Concluding then that a valuation of sites can be made, we next have to consider in what manner it should be utilised for the purpose of taxation.
A proposal has sometimes been made for the division of rates in proportion to the respective values of site and structure, i.e., a scheme by which the total rates levied in respect of each hereditament would remain the same as at present, but the part proportionate to site value would be charged on the "owners of site value," and the rest on the occupiers. But this scheme is open to all, and more than all, the objections which can be brought against the old scheme for the division of rates half-and-half between owner and occupier; and, on the other hand, it has none of the advantages which may be claimed for true site value taxation as we have defined it.
We therefore have recourse to the idea of a special site value rate, to be levied alongside of the existing rates.
Questions then arise as to the area over which, and the Authority by which, such a rate should be raised.
Division of rates in proportion to value of site and structure not desirable.
A special site value rate should be levied in urban districts.
1 Mr. Stuart signed subject to certain reservations,
The question of area is a difficult one. We have no doubt that the scheme should be confined to urban districts in a non-technical sense of the words, and to land which has received the large increase of value which is associated with a dense population and the execution of the great services of urban local government. But we frankly admit that to define the suitable areas by a precise formula is not easy, for it is well known that some "urban districts" in the technical sense are really more rural in character than some areas still known as "rural." It might be confined to boroughs and urban districts with a population in excess of 10,000, though it might be well to include any urban districts with a population between 5,000 and 10,000 in which the density of population was in excess of, say, 10 per acre. For London we think the area should be the administrative county.
The Town or Urban District Council, and in London the County Council, should be the authorities responsible for raising the rate and entitled to receive the proceeds. The actual collection should be carried out through the same machinery as the collection of the ordinary rates.
It may be urged that, since site value is included in the value on which rates are at present raised, the imposition of a special site value rate would be making the owners of site value pay twice over. We cannot admit that this statement is correct. The owner of site value would not be taxed twice over for the same purpose, for, of course, if the charge for an improvement were defrayed from the site value rate, the ordinary rates would be relieved from that charge. The result of the proposal indicated in the immediately preceding paragraphs would be that all urban rateable property would be taxed alike, as at present, for such purposes as poor relief, police, etc.; and that expenditure on improvements beneficial to site value would be defrayed by a special charge proportioned to the site value alone. Of course it would follow that the total rates on site value would be higher than the total rates on the structural value, and it is open to anyone to describe this arrangement as "double taxation." But, in any case, it is only double taxation in the sense in which the occupier of licensed premises can be said to be taxed twice over, because he pays both Income Tax on the value of his house and a license duty which is proportioned to the same value.1

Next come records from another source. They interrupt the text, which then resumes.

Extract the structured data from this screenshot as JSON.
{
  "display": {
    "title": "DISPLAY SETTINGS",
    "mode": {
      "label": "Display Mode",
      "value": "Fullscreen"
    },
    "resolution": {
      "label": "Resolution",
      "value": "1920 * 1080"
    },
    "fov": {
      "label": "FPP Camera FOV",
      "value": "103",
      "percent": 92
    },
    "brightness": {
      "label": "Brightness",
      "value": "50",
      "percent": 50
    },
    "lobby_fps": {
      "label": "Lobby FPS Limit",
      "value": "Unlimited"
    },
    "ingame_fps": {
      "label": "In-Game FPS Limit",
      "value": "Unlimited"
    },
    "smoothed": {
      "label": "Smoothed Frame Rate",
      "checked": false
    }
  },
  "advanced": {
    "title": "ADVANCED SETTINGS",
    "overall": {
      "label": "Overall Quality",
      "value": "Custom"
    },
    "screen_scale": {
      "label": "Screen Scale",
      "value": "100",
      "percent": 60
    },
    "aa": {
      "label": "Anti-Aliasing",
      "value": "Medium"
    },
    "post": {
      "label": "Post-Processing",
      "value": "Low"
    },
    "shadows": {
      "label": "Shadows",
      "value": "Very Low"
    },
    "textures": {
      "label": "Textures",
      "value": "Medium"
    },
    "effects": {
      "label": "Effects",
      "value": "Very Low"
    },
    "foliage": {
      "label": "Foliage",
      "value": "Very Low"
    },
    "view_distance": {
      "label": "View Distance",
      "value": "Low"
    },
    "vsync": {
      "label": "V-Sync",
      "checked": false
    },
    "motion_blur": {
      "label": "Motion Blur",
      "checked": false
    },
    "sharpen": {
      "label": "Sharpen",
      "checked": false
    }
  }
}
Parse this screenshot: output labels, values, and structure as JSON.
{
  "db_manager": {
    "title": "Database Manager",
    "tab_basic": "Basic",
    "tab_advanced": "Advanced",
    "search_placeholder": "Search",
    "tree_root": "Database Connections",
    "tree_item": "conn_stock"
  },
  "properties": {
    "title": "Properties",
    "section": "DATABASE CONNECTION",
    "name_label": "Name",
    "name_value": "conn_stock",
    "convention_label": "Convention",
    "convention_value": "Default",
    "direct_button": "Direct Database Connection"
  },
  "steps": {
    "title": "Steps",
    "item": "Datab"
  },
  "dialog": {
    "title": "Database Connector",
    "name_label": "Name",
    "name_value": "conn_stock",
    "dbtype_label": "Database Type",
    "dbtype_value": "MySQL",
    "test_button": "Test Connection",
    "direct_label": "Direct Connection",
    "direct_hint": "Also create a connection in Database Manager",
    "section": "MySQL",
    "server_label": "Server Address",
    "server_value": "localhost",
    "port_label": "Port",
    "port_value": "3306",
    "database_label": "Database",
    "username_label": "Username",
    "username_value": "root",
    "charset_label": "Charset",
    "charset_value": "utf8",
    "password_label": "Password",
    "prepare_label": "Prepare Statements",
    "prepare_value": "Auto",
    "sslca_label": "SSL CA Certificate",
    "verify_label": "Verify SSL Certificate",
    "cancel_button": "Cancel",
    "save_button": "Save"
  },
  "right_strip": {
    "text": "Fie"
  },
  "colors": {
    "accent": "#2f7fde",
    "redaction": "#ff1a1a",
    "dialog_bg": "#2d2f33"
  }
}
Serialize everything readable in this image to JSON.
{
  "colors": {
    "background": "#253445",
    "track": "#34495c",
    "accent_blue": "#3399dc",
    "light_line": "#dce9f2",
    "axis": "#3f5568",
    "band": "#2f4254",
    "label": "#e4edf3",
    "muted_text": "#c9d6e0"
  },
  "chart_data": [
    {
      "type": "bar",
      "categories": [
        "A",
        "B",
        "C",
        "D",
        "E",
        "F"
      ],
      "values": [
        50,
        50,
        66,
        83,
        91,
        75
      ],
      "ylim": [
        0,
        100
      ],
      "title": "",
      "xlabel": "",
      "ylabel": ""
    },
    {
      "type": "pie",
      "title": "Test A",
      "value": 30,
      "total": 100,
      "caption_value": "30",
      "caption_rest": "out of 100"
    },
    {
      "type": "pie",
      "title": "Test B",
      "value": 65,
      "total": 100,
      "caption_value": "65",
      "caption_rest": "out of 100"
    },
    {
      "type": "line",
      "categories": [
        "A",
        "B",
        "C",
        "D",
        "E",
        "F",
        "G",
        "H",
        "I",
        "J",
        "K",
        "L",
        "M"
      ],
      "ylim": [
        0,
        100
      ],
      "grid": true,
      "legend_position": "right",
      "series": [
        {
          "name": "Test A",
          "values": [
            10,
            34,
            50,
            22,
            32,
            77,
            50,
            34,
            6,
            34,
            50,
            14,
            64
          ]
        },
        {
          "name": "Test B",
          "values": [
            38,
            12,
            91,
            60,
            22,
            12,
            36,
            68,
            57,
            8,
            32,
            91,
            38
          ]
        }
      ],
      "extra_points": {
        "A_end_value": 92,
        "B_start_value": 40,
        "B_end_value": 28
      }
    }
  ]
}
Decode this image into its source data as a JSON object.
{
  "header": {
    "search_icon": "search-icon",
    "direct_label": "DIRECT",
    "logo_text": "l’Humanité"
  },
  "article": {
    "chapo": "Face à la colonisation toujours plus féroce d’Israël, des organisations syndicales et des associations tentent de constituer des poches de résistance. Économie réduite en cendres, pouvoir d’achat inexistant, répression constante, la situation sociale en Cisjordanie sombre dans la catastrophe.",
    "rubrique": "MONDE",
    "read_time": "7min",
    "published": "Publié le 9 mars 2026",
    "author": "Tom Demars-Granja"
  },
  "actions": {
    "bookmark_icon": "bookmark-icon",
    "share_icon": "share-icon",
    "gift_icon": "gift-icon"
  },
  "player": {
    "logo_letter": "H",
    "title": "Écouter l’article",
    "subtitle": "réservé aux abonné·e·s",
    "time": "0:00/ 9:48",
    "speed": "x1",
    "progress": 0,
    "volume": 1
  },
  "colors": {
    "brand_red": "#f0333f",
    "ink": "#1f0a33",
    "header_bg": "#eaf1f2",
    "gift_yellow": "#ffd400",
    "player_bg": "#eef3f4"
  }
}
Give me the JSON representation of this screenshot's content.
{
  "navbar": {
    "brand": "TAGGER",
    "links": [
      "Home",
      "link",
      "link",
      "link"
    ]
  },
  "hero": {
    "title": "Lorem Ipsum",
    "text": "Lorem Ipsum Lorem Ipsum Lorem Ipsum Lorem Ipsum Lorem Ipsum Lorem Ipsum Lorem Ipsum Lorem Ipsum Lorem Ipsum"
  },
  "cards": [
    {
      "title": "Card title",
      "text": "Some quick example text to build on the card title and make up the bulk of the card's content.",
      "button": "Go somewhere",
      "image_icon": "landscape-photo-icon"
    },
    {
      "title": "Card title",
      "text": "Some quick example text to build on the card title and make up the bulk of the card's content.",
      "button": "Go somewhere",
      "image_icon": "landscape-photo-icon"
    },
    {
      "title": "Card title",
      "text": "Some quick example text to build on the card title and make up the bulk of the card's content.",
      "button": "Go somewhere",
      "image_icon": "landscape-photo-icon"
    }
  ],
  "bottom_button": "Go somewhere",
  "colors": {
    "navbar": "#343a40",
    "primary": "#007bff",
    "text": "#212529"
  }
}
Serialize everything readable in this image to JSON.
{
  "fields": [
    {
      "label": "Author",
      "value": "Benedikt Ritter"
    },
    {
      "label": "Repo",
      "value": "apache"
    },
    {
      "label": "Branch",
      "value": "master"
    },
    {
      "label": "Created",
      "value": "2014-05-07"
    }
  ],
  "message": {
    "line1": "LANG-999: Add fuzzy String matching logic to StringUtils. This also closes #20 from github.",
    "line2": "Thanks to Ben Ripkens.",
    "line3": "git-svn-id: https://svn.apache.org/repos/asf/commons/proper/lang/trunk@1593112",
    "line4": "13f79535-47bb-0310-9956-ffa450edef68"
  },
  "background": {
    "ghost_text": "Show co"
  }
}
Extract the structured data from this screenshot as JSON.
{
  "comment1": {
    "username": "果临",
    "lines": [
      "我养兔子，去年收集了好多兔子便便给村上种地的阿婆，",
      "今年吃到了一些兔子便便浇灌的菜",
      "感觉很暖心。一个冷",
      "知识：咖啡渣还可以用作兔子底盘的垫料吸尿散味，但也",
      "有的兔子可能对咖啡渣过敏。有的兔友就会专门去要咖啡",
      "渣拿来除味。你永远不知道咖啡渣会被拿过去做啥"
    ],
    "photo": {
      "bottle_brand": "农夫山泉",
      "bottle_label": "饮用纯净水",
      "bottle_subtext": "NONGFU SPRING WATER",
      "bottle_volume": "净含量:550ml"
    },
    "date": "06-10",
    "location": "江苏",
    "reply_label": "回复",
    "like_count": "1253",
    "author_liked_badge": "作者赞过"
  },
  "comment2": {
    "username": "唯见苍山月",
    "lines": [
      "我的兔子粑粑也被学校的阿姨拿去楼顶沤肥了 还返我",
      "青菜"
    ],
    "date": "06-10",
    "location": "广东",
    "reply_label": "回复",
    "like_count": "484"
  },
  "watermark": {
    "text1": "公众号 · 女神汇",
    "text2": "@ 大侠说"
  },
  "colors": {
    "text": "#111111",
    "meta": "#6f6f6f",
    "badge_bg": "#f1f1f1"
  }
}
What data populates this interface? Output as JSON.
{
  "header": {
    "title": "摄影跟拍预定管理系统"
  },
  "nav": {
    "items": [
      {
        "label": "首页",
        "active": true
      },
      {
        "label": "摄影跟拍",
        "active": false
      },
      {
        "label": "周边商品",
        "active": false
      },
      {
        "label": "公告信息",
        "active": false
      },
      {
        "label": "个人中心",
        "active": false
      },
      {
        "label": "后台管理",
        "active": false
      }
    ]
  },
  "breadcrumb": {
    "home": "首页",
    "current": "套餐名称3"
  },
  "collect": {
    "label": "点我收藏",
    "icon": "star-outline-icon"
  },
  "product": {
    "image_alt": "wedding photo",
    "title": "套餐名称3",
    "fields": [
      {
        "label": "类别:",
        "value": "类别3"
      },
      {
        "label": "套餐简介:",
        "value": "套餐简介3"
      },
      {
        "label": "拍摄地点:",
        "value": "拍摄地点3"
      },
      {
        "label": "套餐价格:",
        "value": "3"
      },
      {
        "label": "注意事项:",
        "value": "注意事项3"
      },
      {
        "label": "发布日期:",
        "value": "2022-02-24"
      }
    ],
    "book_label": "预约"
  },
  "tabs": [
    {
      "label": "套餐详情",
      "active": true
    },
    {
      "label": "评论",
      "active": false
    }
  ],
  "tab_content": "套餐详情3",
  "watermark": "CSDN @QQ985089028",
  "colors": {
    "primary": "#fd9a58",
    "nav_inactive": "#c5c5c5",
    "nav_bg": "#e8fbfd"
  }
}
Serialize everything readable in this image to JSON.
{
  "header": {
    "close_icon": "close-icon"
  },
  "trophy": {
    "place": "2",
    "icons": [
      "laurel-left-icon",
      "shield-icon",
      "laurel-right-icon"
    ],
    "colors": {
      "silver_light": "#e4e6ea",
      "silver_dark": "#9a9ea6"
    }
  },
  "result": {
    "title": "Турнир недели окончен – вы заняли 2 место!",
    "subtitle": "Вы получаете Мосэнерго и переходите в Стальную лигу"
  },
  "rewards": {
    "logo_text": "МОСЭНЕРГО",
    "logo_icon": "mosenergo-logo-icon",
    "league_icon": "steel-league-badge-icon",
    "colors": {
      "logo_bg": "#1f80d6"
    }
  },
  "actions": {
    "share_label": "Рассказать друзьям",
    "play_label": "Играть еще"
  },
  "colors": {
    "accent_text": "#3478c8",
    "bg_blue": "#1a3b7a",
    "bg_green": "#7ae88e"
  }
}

The mode of charging the rate is a rather complicated matter, with regard to which it is not easy to choose between several alternative plans. We have more than once indicated our opinion that the real incidence of a rate depends mainly on the nature of the property in respect of which it is levied, and is but little affected in the long run by being primarily charged on this or that particular person. Thus, we believe that the real ultimate incidence of a site value rate would be upon the owners of site value in any case, even if it were simply charged on occupiers as the present rates are. The ultimate incidence cannot be affected by the mere legal mode of charge, so long as contracts are respected, because, when a new bargain is made, each party will take full account of the way the burden is distributed. Accordingly, we regard the question of the party on whom a rate is to be charged as a question of sentiment and temporary convenience; but within these limits it is of very considerable importance. The present system of concentrating the whole legal charge upon occupiers and leaving them to shift it so far as they may be able, or to contract themselves out of it, if they see fit, has very great advantages. But it has also serious disadvantages, to which we have drawn attention.
The rate should be charged in part on owners when existing contracts expire.
1 There are two other misconceptions which it may be well to remove : (1.) Students of Local Taxation and of Income Tax statistics are familiar with the division of rateable property into the two classes of "Lands" and "Houses." In this classification "Land" means uncovered land, i.e., mainly agricultural land, " Houses" means the entire hereditaments, site and building together. This classification has, therefore, nothing to do with the distinction between site value and structural value, which we are discussing in the text, and a Site Value Rate such as we propose would not increase the burden on "Lands" as distinguished from " Houses," except in so far as the new rate was applied to uncovered land.
(2.) For several reasons it would be a misconception to describe the site value rate which we propose as "a new Land Tax." For one thing, the Land Tax is an ancient fixed charge on immovable property, and the distinction of site and structure was never thought of in connexion with it. Thus, an ordinary rate is far more like the Land Tax than the new special rate which we suggest. If anyone can be said to impose a new Land Tax, it is the Local Authority which adds a penny to the Poor Rate, not the advocates of a special rate on site value.